Give back the whole listing exactly as shown.

━━ Supplied material ━━

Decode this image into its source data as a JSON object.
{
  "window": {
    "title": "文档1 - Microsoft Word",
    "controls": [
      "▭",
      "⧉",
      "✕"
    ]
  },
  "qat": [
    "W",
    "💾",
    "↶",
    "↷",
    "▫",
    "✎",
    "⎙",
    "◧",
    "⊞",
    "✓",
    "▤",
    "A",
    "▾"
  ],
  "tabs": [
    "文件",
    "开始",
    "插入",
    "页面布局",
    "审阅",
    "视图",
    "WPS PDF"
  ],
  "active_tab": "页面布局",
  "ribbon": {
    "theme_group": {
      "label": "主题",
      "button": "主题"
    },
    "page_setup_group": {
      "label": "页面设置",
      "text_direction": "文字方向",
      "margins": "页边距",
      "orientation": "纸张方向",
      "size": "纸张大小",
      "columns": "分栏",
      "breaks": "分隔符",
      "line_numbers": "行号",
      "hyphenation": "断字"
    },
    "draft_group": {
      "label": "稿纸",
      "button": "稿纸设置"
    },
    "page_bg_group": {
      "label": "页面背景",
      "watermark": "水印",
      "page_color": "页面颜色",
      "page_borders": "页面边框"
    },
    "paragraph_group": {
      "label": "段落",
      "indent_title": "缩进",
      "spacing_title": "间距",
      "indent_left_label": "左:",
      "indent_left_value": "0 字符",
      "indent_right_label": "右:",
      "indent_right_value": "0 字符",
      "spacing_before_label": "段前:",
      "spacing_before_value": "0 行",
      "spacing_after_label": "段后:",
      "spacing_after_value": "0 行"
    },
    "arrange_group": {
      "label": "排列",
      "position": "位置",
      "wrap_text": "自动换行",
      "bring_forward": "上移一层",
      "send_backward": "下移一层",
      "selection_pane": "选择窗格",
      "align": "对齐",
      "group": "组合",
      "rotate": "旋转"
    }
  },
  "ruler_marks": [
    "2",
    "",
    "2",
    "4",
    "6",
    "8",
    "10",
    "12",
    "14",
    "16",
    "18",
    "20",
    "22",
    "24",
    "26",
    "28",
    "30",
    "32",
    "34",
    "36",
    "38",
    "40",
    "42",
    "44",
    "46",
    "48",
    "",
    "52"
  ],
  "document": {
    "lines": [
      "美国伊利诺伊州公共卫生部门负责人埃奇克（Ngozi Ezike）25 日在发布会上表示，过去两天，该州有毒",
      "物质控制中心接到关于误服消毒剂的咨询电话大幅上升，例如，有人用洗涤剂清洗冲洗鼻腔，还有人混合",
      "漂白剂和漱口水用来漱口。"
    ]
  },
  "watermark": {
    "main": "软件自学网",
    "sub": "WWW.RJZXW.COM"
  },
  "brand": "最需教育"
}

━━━

* _Result of the task_:
Decode this image into its source data as a JSON object.
{
  "window": {
    "title": "文档1 - Microsoft Word",
    "controls": [
      "▭",
      "⧉",
      "✕"
    ]
  },
  "qat": [
    "W",
    "💾",
    "↶",
    "↷",
    "▫",
    "✎",
    "⎙",
    "◧",
    "⊞",
    "✓",
    "▤",
    "A",
    "▾"
  ],
  "tabs": [
    "文件",
    "开始",
    "插入",
    "页面布局",
    "审阅",
    "视图",
    "WPS PDF"
  ],
  "active_tab": "页面布局",
  "ribbon": {
    "theme_group": {
      "label": "主题",
      "button": "主题"
    },
    "page_setup_group": {
      "label": "页面设置",
      "text_direction": "文字方向",
      "margins": "页边距",
      "orientation": "纸张方向",
      "size": "纸张大小",
      "columns": "分栏",
      "breaks": "分隔符",
      "line_numbers": "行号",
      "hyphenation": "断字"
    },
    "draft_group": {
      "label": "稿纸",
      "button": "稿纸设置"
    },
    "page_bg_group": {
      "label": "页面背景",
      "watermark": "水印",
      "page_color": "页面颜色",
      "page_borders": "页面边框"
    },
    "paragraph_group": {
      "label": "段落",
      "indent_title": "缩进",
      "spacing_title": "间距",
      "indent_left_label": "左:",
      "indent_left_value": "0 字符",
      "indent_right_label": "右:",
      "indent_right_value": "0 字符",
      "spacing_before_label": "段前:",
      "spacing_before_value": "0 行",
      "spacing_after_label": "段后:",
      "spacing_after_value": "0 行"
    },
    "arrange_group": {
      "label": "排列",
      "position": "位置",
      "wrap_text": "自动换行",
      "bring_forward": "上移一层",
      "send_backward": "下移一层",
      "selection_pane": "选择窗格",
      "align": "对齐",
      "group": "组合",
      "rotate": "旋转"
    }
  },
  "ruler_marks": [
    "2",
    "",
    "2",
    "4",
    "6",
    "8",
    "10",
    "12",
    "14",
    "16",
    "18",
    "20",
    "22",
    "24",
    "26",
    "28",
    "30",
    "32",
    "34",
    "36",
    "38",
    "40",
    "42",
    "44",
    "46",
    "48",
    "",
    "52"
  ],
  "document": {
    "lines": [
      "美国伊利诺伊州公共卫生部门负责人埃奇克（Ngozi Ezike）25 日在发布会上表示，过去两天，该州有毒",
      "物质控制中心接到关于误服消毒剂的咨询电话大幅上升，例如，有人用洗涤剂清洗冲洗鼻腔，还有人混合",
      "漂白剂和漱口水用来漱口。"
    ]
  },
  "watermark": {
    "main": "软件自学网",
    "sub": "WWW.RJZXW.COM"
  },
  "brand": "最需教育"
}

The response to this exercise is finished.